--- DATA TO USE ---

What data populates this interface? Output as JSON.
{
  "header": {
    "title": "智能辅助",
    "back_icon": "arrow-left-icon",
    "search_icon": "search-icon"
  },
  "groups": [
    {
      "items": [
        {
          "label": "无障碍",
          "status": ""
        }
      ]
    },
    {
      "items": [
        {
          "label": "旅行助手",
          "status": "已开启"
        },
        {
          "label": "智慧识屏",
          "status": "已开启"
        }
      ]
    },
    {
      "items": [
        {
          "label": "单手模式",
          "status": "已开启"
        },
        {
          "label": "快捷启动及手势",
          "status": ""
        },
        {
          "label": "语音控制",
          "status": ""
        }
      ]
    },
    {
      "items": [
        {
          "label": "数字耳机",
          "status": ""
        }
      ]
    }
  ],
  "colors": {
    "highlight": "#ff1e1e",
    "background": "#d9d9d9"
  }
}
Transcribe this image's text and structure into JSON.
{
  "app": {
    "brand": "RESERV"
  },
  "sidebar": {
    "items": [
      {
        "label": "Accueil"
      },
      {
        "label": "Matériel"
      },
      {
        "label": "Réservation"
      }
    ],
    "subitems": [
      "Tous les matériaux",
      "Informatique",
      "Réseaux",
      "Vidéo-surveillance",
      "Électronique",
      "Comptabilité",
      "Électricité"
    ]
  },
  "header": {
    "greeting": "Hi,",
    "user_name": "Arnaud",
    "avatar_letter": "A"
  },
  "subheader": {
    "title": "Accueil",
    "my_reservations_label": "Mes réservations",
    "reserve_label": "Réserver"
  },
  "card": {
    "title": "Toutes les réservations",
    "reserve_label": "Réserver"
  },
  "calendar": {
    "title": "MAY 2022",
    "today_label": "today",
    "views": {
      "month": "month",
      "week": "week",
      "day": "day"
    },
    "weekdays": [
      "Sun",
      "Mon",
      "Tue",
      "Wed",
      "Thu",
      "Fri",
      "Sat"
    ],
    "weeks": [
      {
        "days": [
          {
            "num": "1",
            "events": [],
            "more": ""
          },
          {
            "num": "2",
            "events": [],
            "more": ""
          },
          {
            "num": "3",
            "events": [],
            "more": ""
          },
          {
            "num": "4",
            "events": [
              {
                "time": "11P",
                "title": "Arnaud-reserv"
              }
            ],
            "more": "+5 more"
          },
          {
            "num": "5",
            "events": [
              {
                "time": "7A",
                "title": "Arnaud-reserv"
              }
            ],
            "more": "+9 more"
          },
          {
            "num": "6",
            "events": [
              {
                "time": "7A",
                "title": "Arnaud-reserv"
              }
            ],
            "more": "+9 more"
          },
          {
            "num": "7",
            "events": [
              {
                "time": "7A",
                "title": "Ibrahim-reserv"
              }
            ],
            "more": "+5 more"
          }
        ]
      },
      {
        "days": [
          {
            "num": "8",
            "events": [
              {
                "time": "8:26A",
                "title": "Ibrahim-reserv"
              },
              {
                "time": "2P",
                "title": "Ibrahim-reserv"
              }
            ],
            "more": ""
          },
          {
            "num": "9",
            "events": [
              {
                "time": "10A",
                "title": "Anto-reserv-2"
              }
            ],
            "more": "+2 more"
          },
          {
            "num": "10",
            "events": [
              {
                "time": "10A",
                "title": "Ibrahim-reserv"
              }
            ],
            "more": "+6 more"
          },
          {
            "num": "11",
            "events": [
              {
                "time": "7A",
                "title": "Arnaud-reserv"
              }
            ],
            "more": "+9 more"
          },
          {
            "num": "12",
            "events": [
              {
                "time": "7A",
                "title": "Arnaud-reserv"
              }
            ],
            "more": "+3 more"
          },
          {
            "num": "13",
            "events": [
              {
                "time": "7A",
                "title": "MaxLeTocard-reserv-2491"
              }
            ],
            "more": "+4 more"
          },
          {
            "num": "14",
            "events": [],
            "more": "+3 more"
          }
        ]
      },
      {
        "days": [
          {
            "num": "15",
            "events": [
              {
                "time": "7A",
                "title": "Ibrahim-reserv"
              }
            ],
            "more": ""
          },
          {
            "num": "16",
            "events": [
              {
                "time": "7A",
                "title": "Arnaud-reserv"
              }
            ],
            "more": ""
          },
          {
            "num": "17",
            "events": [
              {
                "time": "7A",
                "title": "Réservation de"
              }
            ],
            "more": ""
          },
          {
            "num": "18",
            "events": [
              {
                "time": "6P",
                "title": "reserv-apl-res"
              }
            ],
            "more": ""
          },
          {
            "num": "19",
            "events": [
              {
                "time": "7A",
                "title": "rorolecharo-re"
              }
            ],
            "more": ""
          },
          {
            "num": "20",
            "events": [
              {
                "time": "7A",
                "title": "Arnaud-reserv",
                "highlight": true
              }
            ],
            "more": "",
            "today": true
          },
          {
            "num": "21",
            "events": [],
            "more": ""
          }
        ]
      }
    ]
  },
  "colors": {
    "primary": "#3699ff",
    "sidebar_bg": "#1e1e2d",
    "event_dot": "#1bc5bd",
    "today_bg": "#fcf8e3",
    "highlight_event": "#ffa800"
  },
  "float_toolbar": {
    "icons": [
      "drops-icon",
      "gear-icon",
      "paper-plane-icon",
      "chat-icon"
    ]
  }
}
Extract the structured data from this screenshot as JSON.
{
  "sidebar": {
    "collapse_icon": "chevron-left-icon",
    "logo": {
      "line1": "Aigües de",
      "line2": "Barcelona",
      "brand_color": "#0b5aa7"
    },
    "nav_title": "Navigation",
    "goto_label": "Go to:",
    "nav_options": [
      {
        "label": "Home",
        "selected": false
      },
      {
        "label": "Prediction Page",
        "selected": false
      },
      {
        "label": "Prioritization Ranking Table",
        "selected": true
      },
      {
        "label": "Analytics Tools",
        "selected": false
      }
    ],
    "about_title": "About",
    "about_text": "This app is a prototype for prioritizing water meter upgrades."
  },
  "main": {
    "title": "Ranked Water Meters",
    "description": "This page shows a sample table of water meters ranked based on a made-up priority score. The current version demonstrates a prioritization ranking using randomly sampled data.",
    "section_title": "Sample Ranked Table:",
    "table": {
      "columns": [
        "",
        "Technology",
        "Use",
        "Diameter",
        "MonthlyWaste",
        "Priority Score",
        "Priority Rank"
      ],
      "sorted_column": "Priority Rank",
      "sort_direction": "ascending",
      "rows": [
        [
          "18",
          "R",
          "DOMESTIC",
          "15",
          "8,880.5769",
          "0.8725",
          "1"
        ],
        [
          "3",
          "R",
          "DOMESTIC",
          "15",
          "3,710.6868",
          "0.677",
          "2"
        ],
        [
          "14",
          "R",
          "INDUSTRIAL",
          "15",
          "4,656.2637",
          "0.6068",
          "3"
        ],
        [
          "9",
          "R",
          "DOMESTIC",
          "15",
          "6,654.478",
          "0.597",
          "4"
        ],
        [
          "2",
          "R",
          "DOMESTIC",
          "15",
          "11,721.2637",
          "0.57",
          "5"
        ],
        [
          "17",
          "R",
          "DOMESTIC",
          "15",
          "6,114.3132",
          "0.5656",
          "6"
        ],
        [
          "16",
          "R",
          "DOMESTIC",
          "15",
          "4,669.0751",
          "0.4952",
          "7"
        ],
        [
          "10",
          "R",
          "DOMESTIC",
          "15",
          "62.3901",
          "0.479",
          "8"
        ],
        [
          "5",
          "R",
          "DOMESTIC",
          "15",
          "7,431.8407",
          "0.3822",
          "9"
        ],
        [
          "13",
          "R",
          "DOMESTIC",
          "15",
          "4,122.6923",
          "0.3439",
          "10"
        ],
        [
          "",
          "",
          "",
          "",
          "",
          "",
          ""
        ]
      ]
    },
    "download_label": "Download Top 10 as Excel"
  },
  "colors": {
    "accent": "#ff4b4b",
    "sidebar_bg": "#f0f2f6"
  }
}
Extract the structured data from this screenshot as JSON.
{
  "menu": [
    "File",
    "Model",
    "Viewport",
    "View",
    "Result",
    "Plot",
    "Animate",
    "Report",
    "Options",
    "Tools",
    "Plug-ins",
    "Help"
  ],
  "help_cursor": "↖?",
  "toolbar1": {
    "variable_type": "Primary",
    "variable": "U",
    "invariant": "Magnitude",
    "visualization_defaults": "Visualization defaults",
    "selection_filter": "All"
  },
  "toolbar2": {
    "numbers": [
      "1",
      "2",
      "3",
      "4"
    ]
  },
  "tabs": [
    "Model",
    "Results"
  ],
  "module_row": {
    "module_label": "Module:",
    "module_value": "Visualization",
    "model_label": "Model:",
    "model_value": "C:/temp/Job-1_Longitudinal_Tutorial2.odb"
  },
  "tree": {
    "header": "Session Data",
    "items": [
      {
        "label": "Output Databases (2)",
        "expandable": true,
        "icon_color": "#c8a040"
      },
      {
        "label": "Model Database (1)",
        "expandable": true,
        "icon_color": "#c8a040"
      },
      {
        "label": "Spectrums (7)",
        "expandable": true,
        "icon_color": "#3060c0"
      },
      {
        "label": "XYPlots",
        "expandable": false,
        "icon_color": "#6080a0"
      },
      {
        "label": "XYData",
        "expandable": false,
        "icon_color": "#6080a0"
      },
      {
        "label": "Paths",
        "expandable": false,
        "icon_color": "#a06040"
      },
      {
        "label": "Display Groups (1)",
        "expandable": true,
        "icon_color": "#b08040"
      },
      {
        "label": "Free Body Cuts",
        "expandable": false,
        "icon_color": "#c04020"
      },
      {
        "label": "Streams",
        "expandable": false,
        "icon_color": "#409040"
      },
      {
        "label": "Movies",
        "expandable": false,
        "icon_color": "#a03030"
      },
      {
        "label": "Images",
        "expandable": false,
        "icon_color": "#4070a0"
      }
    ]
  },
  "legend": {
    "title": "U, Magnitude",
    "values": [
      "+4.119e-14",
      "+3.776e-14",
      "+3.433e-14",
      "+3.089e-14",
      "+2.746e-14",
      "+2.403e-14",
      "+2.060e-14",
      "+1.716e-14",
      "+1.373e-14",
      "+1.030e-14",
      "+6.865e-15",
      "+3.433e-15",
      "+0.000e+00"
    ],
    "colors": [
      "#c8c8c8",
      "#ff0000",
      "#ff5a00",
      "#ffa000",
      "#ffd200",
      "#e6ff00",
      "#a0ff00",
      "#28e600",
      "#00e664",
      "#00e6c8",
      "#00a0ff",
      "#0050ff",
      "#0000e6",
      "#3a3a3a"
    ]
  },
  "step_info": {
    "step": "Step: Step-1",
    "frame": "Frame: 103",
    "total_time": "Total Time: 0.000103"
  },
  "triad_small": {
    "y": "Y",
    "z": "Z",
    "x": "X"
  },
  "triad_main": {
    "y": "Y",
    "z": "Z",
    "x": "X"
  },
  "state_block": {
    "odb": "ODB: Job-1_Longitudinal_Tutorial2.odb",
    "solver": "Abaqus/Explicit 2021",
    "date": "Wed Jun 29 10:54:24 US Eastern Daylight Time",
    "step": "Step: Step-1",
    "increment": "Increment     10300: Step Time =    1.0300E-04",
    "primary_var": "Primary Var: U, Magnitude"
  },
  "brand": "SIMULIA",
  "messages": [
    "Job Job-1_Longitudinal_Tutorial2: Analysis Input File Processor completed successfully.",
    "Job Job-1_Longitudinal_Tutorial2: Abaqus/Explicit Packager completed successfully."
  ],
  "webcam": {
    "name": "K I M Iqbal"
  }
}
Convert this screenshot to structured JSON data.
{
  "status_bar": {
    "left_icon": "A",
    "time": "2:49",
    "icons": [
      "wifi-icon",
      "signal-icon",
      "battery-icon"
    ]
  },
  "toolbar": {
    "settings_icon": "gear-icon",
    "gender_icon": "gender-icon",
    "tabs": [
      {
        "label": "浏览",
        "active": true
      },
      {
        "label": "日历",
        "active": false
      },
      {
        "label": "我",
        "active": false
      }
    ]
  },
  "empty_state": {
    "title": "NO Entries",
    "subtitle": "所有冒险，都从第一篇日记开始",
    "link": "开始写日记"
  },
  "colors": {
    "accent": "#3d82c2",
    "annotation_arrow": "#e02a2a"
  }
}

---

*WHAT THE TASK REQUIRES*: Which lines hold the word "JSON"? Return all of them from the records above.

*PROBLEM SOLUTION*:
What data populates this interface? Output as JSON.
Transcribe this image's text and structure into JSON.
Extract the structured data from this screenshot as JSON.
Extract the structured data from this screenshot as JSON.
Convert this screenshot to structured JSON data.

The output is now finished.